• _Records provided_:
= Beginning of Section =
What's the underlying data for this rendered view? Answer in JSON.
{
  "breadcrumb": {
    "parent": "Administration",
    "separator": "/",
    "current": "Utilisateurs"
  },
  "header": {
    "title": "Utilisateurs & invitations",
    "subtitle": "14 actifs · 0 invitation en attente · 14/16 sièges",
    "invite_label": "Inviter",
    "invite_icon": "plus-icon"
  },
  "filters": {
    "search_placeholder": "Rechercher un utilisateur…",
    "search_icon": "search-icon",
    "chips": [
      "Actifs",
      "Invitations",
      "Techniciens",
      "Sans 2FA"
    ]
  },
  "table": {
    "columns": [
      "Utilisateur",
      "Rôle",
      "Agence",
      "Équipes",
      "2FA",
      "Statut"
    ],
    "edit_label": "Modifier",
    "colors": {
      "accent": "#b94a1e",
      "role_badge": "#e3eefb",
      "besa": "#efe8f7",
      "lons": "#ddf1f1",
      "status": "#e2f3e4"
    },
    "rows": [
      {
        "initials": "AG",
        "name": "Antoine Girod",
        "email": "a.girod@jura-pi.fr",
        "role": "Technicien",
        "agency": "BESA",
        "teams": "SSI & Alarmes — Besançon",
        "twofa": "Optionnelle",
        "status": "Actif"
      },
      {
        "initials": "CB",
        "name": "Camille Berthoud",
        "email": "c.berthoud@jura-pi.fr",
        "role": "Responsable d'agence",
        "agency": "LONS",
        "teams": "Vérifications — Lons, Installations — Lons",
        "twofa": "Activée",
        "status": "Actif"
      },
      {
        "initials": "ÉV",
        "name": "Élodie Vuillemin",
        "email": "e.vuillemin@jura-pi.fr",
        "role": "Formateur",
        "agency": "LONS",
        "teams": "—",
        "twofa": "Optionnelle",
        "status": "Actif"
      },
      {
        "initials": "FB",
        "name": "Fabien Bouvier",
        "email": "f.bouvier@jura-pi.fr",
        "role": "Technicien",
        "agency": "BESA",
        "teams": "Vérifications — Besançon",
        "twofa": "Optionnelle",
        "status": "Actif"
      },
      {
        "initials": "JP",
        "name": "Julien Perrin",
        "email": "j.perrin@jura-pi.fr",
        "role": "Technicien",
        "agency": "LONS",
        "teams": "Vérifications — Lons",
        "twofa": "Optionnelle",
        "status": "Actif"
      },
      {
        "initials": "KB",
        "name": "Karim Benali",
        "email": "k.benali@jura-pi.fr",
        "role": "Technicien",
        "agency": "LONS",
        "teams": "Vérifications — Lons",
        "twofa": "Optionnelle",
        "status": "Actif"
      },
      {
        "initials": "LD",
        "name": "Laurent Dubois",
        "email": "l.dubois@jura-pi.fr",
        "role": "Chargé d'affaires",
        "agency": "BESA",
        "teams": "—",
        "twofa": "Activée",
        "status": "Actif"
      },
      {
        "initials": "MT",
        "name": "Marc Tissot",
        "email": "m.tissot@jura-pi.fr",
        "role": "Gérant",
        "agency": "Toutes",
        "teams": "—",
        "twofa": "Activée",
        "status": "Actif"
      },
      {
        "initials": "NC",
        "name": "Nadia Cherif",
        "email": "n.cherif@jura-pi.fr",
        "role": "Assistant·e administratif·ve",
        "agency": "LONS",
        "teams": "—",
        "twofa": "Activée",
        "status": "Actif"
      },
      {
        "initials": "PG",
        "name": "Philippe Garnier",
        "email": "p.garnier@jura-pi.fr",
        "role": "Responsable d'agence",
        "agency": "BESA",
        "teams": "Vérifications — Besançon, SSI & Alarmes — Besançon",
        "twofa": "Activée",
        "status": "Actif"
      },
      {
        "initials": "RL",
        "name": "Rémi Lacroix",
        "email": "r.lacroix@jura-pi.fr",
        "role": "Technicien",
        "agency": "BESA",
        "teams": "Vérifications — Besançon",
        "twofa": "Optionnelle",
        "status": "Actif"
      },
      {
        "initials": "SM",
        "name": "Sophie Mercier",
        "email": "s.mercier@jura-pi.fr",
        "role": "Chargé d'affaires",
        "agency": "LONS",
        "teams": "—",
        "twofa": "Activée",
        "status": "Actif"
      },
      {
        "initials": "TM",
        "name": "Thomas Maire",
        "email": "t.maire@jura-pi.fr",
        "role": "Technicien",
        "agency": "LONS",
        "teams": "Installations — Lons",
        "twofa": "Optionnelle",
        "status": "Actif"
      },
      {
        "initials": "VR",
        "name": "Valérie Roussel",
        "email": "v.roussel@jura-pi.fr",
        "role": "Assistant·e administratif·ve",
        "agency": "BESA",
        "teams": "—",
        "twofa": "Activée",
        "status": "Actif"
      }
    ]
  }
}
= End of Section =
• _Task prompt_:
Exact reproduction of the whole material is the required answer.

• _Solution for this task_:
What's the underlying data for this rendered view? Answer in JSON.
{
  "breadcrumb": {
    "parent": "Administration",
    "separator": "/",
    "current": "Utilisateurs"
  },
  "header": {
    "title": "Utilisateurs & invitations",
    "subtitle": "14 actifs · 0 invitation en attente · 14/16 sièges",
    "invite_label": "Inviter",
    "invite_icon": "plus-icon"
  },
  "filters": {
    "search_placeholder": "Rechercher un utilisateur…",
    "search_icon": "search-icon",
    "chips": [
      "Actifs",
      "Invitations",
      "Techniciens",
      "Sans 2FA"
    ]
  },
  "table": {
    "columns": [
      "Utilisateur",
      "Rôle",
      "Agence",
      "Équipes",
      "2FA",
      "Statut"
    ],
    "edit_label": "Modifier",
    "colors": {
      "accent": "#b94a1e",
      "role_badge": "#e3eefb",
      "besa": "#efe8f7",
      "lons": "#ddf1f1",
      "status": "#e2f3e4"
    },
    "rows": [
      {
        "initials": "AG",
        "name": "Antoine Girod",
        "email": "a.girod@jura-pi.fr",
        "role": "Technicien",
        "agency": "BESA",
        "teams": "SSI & Alarmes — Besançon",
        "twofa": "Optionnelle",
        "status": "Actif"
      },
      {
        "initials": "CB",
        "name": "Camille Berthoud",
        "email": "c.berthoud@jura-pi.fr",
        "role": "Responsable d'agence",
        "agency": "LONS",
        "teams": "Vérifications — Lons, Installations — Lons",
        "twofa": "Activée",
        "status": "Actif"
      },
      {
        "initials": "ÉV",
        "name": "Élodie Vuillemin",
        "email": "e.vuillemin@jura-pi.fr",
        "role": "Formateur",
        "agency": "LONS",
        "teams": "—",
        "twofa": "Optionnelle",
        "status": "Actif"
      },
      {
        "initials": "FB",
        "name": "Fabien Bouvier",
        "email": "f.bouvier@jura-pi.fr",
        "role": "Technicien",
        "agency": "BESA",
        "teams": "Vérifications — Besançon",
        "twofa": "Optionnelle",
        "status": "Actif"
      },
      {
        "initials": "JP",
        "name": "Julien Perrin",
        "email": "j.perrin@jura-pi.fr",
        "role": "Technicien",
        "agency": "LONS",
        "teams": "Vérifications — Lons",
        "twofa": "Optionnelle",
        "status": "Actif"
      },
      {
        "initials": "KB",
        "name": "Karim Benali",
        "email": "k.benali@jura-pi.fr",
        "role": "Technicien",
        "agency": "LONS",
        "teams": "Vérifications — Lons",
        "twofa": "Optionnelle",
        "status": "Actif"
      },
      {
        "initials": "LD",
        "name": "Laurent Dubois",
        "email": "l.dubois@jura-pi.fr",
        "role": "Chargé d'affaires",
        "agency": "BESA",
        "teams": "—",
        "twofa": "Activée",
        "status": "Actif"
      },
      {
        "initials": "MT",
        "name": "Marc Tissot",
        "email": "m.tissot@jura-pi.fr",
        "role": "Gérant",
        "agency": "Toutes",
        "teams": "—",
        "twofa": "Activée",
        "status": "Actif"
      },
      {
        "initials": "NC",
        "name": "Nadia Cherif",
        "email": "n.cherif@jura-pi.fr",
        "role": "Assistant·e administratif·ve",
        "agency": "LONS",
        "teams": "—",
        "twofa": "Activée",
        "status": "Actif"
      },
      {
        "initials": "PG",
        "name": "Philippe Garnier",
        "email": "p.garnier@jura-pi.fr",
        "role": "Responsable d'agence",
        "agency": "BESA",
        "teams": "Vérifications — Besançon, SSI & Alarmes — Besançon",
        "twofa": "Activée",
        "status": "Actif"
      },
      {
        "initials": "RL",
        "name": "Rémi Lacroix",
        "email": "r.lacroix@jura-pi.fr",
        "role": "Technicien",
        "agency": "BESA",
        "teams": "Vérifications — Besançon",
        "twofa": "Optionnelle",
        "status": "Actif"
      },
      {
        "initials": "SM",
        "name": "Sophie Mercier",
        "email": "s.mercier@jura-pi.fr",
        "role": "Chargé d'affaires",
        "agency": "LONS",
        "teams": "—",
        "twofa": "Activée",
        "status": "Actif"
      },
      {
        "initials": "TM",
        "name": "Thomas Maire",
        "email": "t.maire@jura-pi.fr",
        "role": "Technicien",
        "agency": "LONS",
        "teams": "Installations — Lons",
        "twofa": "Optionnelle",
        "status": "Actif"
      },
      {
        "initials": "VR",
        "name": "Valérie Roussel",
        "email": "v.roussel@jura-pi.fr",
        "role": "Assistant·e administratif·ve",
        "agency": "BESA",
        "teams": "—",
        "twofa": "Activée",
        "status": "Actif"
      }
    ]
  }
}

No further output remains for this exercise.